If a line in the data holds the string "kind", list it.

--- Available records Enclosed Below ---

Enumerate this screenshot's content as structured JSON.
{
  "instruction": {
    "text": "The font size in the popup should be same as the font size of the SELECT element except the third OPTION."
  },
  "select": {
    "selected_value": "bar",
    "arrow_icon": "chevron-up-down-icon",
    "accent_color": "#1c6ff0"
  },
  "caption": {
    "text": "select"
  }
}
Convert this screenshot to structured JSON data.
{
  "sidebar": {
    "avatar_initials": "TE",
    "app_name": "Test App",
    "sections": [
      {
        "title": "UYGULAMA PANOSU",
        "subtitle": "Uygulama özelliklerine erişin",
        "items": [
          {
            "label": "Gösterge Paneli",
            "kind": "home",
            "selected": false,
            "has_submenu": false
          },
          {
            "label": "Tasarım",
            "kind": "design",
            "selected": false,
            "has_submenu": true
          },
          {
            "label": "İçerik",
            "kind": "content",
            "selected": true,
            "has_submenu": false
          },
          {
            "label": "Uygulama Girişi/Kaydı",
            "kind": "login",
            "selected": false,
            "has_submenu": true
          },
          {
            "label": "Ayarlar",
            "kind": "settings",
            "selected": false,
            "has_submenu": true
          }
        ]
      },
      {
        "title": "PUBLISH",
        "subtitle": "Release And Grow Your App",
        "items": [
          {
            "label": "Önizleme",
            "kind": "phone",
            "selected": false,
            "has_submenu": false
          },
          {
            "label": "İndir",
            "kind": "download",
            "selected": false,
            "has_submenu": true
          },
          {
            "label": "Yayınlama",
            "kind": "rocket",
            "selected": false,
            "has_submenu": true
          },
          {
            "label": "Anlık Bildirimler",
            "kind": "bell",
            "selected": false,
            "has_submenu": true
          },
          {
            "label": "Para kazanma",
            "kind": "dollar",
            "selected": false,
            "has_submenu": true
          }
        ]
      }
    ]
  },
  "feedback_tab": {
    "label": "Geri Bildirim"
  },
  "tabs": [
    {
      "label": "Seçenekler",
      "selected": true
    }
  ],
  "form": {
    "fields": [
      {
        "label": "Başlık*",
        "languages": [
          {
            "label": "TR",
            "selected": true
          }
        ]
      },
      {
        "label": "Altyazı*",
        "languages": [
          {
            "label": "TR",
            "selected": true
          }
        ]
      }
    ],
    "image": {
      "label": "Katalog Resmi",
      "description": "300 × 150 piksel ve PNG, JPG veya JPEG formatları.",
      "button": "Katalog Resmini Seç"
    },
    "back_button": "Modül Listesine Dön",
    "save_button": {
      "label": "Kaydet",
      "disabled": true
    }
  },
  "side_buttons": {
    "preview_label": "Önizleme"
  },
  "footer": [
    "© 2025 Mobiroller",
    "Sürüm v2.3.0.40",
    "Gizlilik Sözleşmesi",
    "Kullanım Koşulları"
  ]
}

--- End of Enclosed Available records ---

● Expected output
            "kind": "home",
            "kind": "design",
            "kind": "content",
            "kind": "login",
            "kind": "settings",
            "kind": "phone",
            "kind": "download",
            "kind": "rocket",
            "kind": "bell",
            "kind": "dollar",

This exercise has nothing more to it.